Skagit County planners announced Wednesday, August 13 that they will require Shell Puget Sound Refinery in Anacortes to meet some conditions to bolster public and environmental safety as part of its quest to move forward on a proposed rail offloading facility.
But Skagit County Planning and Development Services said it still will not require a full environmental review. The county received hundreds of public comments following its April 24 announcement that it would not require an environmental impact statement for the project.
In response, Skagit County Senior Planner Leah Forbes asked the company to provide additional information pertaining to various public safety and environmental issues.
After reviewing Shell's response, the county "determined that additional conditions are appropriate" for the project, and the "modified and added conditions continue to address the project's environmental impacts," according to a news release.
The decision essentially approves three of 13 needed permits for the project. But those permits come with special conditions, including requirements for tank car safety, consideration of neighboring heron populations and planning rail movement to avoid peak traffic times.
The decision is open for public comment through Aug. 28 and is open for appeal through Sept. 11.
The rail project, which would allow the refinery to receive one, 100-car train per day carrying about 60,000 barrels of crude oil from North Dakota's Bakken formation, has garnered some regional protest.
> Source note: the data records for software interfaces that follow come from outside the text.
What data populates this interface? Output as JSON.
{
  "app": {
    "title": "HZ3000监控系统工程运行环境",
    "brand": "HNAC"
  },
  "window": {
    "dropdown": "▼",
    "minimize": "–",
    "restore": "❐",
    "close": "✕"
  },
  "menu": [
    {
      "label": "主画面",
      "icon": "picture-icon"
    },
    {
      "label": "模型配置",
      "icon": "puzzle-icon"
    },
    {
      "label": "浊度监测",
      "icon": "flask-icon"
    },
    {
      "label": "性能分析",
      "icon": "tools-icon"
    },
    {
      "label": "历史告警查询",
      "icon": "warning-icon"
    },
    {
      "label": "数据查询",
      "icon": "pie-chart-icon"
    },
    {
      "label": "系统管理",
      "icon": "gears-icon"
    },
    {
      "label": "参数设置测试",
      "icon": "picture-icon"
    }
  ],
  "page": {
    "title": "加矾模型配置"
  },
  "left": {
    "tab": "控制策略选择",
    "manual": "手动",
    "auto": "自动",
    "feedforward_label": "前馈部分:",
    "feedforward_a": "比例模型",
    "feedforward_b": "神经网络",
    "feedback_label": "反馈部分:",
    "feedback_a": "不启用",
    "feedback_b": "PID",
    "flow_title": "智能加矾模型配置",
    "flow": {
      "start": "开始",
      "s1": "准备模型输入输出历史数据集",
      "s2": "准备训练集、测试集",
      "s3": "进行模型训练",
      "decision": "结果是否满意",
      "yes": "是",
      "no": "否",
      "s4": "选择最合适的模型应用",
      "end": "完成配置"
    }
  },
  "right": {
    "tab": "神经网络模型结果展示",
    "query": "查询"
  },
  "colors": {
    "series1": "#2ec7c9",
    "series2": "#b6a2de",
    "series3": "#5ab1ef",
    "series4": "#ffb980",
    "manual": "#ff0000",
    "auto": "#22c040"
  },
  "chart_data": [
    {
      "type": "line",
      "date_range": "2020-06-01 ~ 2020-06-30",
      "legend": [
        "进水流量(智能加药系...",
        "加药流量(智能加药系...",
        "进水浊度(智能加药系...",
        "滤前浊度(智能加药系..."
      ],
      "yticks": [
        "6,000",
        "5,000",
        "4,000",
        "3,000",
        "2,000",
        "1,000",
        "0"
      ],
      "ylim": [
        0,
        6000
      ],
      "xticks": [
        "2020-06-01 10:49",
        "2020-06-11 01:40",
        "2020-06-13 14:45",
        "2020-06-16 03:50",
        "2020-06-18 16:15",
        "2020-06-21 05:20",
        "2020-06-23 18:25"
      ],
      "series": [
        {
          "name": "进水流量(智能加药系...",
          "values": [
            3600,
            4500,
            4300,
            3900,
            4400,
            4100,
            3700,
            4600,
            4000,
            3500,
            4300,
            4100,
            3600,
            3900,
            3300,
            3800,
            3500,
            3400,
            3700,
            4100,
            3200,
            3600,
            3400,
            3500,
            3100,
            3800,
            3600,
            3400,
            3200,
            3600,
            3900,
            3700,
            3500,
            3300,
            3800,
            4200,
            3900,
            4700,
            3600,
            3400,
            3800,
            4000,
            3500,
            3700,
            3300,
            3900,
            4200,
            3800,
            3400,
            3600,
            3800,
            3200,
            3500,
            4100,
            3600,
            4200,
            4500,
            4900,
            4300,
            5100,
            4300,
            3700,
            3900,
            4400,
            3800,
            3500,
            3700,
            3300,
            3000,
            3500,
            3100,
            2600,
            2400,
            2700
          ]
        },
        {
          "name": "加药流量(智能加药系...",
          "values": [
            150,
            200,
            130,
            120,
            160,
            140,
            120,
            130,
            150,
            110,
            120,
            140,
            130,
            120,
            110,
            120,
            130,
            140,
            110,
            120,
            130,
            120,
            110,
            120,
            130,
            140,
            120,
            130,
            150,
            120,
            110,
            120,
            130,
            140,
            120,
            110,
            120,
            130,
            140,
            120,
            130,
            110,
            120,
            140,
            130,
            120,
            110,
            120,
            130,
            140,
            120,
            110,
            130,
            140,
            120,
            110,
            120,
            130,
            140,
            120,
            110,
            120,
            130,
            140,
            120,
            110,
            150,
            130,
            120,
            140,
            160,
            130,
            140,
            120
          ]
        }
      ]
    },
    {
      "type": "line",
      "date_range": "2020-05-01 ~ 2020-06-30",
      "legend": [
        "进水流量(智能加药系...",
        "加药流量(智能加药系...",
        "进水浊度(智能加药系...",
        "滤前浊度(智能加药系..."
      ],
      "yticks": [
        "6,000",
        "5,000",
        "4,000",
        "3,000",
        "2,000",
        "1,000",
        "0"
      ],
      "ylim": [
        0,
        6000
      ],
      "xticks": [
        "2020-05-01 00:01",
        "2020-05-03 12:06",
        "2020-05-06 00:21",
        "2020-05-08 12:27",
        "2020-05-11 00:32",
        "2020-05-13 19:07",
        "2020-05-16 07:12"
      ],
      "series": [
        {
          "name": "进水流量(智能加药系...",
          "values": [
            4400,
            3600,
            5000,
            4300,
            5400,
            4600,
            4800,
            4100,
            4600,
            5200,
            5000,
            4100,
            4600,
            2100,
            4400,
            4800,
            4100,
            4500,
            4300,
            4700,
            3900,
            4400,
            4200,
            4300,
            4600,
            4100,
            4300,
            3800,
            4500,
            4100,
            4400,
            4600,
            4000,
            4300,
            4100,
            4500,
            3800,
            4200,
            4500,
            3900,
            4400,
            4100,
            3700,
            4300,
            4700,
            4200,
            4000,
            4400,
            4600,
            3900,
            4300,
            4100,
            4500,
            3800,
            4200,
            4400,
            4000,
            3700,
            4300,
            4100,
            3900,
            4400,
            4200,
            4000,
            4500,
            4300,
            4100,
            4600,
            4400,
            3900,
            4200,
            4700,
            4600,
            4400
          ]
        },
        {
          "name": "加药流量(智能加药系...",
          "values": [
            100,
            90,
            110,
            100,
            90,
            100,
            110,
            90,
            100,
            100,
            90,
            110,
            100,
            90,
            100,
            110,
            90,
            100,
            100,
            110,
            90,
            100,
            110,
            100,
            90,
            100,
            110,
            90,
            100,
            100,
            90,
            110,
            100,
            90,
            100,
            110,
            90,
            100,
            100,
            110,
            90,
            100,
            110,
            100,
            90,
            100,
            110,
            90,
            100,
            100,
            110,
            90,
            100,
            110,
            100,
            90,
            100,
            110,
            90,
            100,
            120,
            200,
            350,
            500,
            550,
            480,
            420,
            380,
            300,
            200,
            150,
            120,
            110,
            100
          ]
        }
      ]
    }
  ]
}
Protesters cite recent derailments, public safety and environmental concerns as reasons to halt additional oil transport through communities in Skagit County and beyond.
Shell hopes to start building the offloading facility in January.